"I was exposed to those chemicals, which I questioned, and they told me it was just as safe as Dawn dishwashing liquid and there was nothing for me to worry about," she said of the BP bosses at the job site.
The local doctor, Mike Robichaux, said he has seen as many as 60 patients like Simon in recent weeks, as this small southern town of 10,000 bordered by swamp land and sugar cane fields grapples with a mysterious sickness that some believe is all BP's fault.
Andy LaBoeuf, 51, said he was paid $1,500 per day to use his boat to go out on the water and lay boom to contain some of the 4.9 million barrels of oil that spewed from the bottom of the ocean after the BP well ruptured.
But four months of that job left him ill and unable to work, and he said he recently had to refinance his home loan because he could not pay his taxes.
"I have just been sick for a long time. I just got sick and I couldn't get better," LaBoeuf said, describing memory problems and a sore throat that has nagged him for a year.
Robichaux, an ear, nose and throat specialist whose office an hour's drive southwest of New Orleans is nestled on a roadside marked with handwritten signs advertising turtle meat for sale, says he is treating many of the local patients in their homes.
"Their work ethic is so strong, they are so stoic, they don't want people to know when they're sick," he said.
"Ninety percent of them are getting worse... Nobody has a clue as to what it is."
According to a roster compiled by the National Institute for Occupational Safety and Health, a total of 52,000 workers were responding to the Gulf oil spill as of August 2010.
The state of Louisiana has reported 415 cases of health problems linked to the spill, with symptoms including sore throats, irritated eyes, respiratory tract infections, headaches and nausea.
But Bernard Goldstein, an environmental toxicologist and professor at the University of Pittsburgh, said the US government's method of collecting health data on the workers is flawed.
For instance, a major study of response workers by the National Institute of Environmental Health Sciences was not funded until six months after the spill, a critical delay that affects both the biology and the recall ability of the workers.
"It is too late if you go six months later," he told AFP.
Benzene, a known carcinogen present in crude oil, disappears from a person's blood within four months, Goldstein said.

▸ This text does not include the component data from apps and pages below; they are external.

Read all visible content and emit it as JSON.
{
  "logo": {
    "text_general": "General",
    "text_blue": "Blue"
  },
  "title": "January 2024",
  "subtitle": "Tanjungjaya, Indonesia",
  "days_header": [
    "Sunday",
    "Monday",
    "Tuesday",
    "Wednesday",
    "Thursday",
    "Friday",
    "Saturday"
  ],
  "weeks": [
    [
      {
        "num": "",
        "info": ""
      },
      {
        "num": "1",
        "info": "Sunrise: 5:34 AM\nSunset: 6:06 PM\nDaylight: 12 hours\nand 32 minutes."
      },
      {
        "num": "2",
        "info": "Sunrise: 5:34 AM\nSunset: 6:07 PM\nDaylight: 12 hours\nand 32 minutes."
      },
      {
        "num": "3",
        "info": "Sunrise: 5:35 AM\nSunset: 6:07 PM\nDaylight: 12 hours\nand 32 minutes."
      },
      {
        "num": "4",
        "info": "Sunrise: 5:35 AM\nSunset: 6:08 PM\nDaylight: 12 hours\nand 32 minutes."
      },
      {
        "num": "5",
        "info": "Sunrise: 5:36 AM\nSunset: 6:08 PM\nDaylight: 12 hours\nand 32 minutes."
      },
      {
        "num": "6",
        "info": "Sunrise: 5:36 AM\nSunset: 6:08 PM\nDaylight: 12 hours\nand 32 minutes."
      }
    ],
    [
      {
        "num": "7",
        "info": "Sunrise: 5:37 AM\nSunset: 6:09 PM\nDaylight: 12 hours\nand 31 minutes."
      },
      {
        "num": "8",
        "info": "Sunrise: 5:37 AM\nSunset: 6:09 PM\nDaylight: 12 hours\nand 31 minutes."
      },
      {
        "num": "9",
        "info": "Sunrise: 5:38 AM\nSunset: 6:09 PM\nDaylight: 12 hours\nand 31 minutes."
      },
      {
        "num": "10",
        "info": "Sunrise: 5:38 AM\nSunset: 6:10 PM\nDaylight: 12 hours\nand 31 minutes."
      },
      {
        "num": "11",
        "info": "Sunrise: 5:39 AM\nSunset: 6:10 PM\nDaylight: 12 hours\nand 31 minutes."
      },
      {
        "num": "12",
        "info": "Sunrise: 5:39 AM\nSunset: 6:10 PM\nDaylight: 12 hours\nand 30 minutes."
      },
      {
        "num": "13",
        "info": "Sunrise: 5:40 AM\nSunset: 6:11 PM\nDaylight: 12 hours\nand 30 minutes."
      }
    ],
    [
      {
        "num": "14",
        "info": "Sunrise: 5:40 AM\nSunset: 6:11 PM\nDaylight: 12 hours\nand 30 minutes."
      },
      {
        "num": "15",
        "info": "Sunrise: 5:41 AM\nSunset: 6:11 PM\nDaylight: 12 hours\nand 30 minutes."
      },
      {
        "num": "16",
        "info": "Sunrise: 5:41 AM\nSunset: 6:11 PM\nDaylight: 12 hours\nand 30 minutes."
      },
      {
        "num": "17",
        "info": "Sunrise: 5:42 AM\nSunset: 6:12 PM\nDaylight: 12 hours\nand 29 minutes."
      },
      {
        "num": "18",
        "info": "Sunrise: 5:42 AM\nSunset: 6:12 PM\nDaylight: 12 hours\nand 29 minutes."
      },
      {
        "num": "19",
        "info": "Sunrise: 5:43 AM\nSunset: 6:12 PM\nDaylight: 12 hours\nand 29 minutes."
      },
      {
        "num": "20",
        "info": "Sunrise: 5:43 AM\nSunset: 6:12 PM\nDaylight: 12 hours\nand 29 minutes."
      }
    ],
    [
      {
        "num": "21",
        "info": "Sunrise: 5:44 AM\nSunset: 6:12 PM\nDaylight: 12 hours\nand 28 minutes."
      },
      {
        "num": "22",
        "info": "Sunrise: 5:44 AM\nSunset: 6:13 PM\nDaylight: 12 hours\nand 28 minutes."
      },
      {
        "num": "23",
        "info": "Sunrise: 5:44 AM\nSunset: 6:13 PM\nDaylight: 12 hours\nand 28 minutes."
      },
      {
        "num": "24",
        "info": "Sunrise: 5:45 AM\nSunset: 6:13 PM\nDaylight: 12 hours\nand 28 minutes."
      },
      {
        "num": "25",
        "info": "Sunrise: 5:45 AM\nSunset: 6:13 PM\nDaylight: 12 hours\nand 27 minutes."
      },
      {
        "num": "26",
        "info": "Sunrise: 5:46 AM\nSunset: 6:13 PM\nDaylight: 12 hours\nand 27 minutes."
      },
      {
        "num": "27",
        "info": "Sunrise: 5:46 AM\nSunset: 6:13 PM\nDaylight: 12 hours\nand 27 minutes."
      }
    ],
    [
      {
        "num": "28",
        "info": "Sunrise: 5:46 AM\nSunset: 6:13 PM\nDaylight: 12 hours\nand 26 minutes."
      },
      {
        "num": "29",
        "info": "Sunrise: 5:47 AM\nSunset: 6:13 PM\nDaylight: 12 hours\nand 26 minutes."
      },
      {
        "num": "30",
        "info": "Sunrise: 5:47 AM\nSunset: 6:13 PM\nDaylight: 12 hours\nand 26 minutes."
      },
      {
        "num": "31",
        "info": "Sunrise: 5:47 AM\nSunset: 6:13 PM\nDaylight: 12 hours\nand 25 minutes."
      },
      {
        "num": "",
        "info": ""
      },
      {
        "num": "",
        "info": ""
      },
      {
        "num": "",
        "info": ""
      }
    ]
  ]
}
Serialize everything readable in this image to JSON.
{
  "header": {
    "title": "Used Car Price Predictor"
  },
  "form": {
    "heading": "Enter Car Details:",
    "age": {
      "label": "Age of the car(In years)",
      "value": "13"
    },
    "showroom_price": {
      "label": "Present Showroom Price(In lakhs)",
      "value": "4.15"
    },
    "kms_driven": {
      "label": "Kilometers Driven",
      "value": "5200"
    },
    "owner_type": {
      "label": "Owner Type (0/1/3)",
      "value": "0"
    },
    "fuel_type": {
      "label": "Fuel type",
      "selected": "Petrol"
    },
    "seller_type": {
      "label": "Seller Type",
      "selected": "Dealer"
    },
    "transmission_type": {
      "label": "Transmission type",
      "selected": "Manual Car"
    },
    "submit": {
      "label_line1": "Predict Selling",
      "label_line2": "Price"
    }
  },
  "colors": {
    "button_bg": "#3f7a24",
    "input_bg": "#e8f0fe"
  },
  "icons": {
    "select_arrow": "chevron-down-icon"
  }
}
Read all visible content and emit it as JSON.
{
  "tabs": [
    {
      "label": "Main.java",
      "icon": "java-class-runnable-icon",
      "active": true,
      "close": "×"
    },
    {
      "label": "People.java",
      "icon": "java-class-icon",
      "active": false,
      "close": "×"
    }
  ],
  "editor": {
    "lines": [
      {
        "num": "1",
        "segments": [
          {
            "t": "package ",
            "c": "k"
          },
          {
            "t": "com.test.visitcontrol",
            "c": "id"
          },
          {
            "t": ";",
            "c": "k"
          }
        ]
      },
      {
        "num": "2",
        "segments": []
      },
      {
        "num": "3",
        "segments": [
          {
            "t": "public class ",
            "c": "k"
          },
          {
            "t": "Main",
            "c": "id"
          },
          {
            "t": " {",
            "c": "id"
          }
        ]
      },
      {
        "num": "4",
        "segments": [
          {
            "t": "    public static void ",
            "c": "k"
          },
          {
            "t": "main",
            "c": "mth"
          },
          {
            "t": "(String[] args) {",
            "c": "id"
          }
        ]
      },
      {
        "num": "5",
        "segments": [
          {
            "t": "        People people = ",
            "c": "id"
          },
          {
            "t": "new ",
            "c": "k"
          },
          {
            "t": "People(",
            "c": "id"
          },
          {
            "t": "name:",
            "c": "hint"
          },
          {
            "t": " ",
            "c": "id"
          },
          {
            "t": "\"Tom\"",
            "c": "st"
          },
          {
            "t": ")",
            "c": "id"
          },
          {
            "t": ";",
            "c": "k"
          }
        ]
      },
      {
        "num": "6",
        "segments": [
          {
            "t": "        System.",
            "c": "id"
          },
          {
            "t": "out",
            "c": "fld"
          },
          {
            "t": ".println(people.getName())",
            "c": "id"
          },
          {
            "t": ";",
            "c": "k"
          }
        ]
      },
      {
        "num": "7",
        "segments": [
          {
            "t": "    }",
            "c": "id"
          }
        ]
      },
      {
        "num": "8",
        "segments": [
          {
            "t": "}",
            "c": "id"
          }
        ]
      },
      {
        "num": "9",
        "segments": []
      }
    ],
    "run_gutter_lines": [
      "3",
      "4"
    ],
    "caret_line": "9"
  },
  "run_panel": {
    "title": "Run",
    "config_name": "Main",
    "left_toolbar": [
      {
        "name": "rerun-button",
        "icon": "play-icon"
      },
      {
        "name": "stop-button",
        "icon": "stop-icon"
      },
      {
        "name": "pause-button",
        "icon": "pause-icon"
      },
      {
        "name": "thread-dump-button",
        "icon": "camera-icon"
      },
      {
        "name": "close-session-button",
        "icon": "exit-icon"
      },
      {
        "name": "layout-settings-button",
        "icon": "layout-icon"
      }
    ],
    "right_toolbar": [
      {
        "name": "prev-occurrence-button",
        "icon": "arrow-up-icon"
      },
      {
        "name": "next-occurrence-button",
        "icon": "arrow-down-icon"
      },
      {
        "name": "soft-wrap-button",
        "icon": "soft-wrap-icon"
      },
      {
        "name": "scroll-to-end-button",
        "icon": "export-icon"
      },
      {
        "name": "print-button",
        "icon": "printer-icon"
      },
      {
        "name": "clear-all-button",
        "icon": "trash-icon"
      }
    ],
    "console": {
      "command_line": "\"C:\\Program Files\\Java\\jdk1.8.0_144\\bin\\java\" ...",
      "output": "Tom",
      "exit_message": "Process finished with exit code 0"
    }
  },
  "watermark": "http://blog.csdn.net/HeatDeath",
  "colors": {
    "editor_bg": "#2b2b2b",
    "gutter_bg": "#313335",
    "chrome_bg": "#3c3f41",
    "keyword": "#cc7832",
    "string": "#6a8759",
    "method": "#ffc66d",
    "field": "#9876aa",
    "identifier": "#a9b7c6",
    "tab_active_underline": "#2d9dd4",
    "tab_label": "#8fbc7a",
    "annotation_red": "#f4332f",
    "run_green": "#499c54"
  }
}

Polycyclic aromatic hydrocarbons, or PAHs, are pollutants that can cause genetic mutations and cancer. They are of particular interest in studying long-term health, but without a baseline for comparison it is difficult to know where they came from -- the oil spill or somewhere else in the environment.